### Provided information
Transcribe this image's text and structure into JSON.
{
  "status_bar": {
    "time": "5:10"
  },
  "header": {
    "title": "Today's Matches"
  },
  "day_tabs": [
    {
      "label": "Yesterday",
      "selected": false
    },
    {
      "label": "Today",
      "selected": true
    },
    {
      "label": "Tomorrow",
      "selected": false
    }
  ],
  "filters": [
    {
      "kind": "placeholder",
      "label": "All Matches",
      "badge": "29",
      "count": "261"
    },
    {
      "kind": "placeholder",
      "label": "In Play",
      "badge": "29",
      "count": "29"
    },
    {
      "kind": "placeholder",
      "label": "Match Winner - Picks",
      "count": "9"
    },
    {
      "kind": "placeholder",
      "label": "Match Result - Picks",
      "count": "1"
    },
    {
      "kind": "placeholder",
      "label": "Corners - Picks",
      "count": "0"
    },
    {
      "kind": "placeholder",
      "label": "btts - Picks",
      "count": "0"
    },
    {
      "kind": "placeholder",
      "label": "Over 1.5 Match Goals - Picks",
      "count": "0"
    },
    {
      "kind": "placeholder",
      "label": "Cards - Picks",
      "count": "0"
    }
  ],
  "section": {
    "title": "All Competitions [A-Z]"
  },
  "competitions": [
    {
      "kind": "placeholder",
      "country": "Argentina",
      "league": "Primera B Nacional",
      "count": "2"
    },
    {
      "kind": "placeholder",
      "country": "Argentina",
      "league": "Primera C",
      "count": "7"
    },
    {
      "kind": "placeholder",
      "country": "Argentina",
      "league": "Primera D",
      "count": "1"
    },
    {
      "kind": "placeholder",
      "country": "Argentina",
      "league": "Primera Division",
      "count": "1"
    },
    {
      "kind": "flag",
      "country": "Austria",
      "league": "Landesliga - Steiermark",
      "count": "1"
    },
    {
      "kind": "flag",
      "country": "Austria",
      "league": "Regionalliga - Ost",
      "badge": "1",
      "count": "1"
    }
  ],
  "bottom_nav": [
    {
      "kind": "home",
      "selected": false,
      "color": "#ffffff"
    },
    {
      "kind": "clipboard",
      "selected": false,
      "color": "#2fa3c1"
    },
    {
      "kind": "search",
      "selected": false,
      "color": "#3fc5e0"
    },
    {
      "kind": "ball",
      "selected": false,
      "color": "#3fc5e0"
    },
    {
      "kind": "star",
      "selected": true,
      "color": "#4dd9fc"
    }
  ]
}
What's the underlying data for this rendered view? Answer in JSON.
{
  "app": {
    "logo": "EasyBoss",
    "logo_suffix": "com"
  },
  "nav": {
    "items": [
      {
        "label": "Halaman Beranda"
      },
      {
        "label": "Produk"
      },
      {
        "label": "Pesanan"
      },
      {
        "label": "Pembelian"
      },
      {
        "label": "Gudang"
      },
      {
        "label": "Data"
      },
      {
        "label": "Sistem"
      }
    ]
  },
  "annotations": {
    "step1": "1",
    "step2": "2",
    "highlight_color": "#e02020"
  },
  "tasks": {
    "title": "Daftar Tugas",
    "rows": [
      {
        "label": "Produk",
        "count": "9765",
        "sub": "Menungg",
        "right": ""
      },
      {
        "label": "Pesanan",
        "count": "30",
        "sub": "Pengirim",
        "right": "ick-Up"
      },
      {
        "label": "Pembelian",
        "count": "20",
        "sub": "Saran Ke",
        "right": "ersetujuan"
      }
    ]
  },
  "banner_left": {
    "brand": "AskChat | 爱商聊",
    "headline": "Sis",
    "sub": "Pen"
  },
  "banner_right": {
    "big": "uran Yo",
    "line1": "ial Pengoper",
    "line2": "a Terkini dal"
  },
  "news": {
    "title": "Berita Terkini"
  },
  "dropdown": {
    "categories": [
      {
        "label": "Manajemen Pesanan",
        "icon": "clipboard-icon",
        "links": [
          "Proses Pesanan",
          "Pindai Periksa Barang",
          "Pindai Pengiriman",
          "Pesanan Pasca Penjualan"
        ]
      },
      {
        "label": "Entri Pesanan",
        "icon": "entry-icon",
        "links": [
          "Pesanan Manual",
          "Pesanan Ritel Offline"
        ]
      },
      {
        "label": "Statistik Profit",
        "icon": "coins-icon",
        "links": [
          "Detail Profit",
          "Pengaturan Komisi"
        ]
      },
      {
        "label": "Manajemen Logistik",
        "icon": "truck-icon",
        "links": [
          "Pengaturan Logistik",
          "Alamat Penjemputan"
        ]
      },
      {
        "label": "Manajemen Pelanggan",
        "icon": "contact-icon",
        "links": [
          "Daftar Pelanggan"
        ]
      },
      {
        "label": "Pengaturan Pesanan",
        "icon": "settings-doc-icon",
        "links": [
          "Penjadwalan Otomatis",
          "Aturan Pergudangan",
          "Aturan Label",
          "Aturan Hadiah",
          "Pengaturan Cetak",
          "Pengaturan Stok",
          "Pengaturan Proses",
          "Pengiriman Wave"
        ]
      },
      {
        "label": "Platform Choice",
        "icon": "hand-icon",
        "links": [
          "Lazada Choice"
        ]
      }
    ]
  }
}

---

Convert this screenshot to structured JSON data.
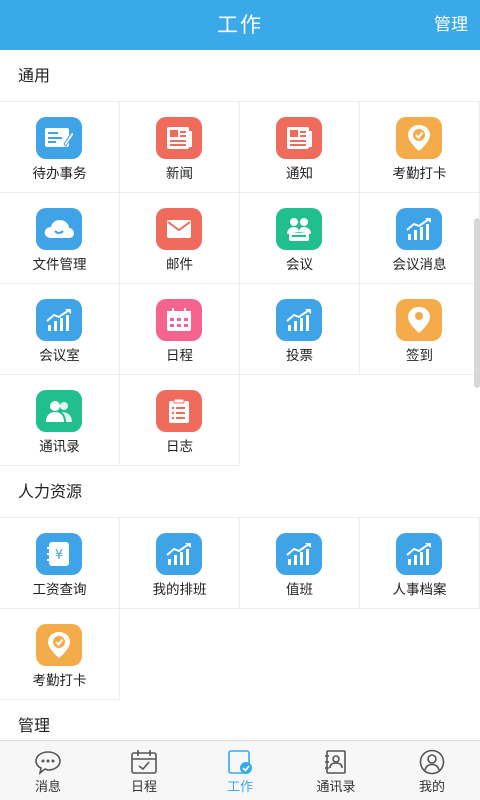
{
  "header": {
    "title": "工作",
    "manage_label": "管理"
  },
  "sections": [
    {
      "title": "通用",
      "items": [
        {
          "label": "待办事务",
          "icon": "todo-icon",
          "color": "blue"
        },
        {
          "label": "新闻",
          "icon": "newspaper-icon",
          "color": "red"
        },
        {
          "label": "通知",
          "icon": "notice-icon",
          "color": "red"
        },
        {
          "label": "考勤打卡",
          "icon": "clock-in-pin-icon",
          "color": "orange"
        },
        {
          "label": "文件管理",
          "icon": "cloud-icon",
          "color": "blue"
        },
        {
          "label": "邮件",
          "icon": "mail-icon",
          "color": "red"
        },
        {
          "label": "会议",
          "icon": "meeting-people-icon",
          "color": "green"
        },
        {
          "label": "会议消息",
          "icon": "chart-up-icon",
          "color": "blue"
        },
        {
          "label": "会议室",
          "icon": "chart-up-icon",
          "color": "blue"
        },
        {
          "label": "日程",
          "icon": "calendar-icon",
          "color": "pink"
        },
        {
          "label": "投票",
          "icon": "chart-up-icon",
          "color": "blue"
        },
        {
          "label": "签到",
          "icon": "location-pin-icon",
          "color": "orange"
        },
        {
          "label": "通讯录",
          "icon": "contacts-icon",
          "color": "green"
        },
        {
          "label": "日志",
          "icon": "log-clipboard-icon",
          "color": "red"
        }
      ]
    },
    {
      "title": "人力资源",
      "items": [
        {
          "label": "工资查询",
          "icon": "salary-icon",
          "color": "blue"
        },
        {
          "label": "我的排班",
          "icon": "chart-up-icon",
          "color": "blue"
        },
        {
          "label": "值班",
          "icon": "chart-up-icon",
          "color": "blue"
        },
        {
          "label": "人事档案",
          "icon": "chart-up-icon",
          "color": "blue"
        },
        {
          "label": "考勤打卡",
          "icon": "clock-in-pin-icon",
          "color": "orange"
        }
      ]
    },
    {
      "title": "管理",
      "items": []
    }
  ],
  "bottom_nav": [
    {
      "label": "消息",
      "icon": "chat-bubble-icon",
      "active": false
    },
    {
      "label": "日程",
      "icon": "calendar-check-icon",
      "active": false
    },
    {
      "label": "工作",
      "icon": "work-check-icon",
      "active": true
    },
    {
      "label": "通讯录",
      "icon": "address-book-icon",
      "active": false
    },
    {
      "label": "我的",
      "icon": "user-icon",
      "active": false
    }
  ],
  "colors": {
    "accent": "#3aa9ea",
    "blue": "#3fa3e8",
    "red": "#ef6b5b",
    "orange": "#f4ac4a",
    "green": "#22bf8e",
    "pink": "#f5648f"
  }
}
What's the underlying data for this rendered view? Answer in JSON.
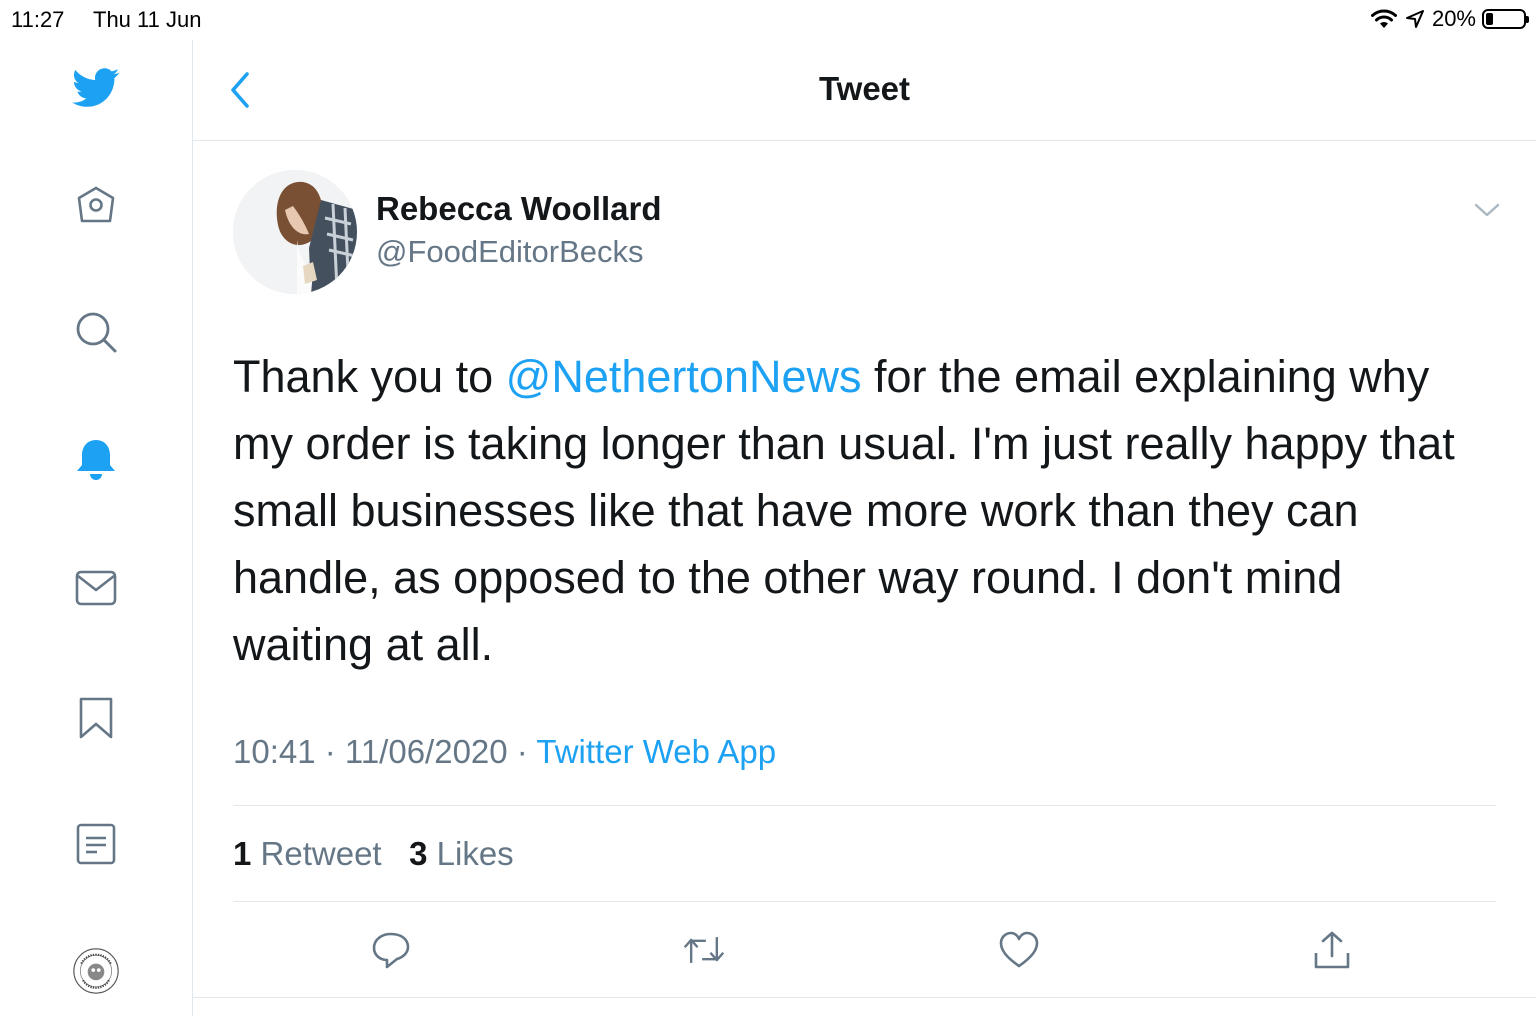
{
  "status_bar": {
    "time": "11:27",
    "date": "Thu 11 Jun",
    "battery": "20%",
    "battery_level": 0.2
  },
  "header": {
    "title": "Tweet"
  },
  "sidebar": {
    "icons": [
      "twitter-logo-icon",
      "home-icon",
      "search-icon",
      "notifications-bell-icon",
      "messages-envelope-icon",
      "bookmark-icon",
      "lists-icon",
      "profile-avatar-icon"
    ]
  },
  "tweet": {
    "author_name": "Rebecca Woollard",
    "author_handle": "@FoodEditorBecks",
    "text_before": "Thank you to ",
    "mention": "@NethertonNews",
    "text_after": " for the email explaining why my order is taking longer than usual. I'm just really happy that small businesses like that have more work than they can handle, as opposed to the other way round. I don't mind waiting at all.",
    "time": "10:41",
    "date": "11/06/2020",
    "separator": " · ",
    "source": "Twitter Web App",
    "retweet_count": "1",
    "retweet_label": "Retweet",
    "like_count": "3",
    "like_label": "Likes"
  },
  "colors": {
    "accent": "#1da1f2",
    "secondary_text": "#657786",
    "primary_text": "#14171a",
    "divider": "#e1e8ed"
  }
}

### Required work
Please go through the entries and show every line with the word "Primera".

### Answer area
      "league": "Primera B Nacional",
      "league": "Primera C",
      "league": "Primera D",
      "league": "Primera Division",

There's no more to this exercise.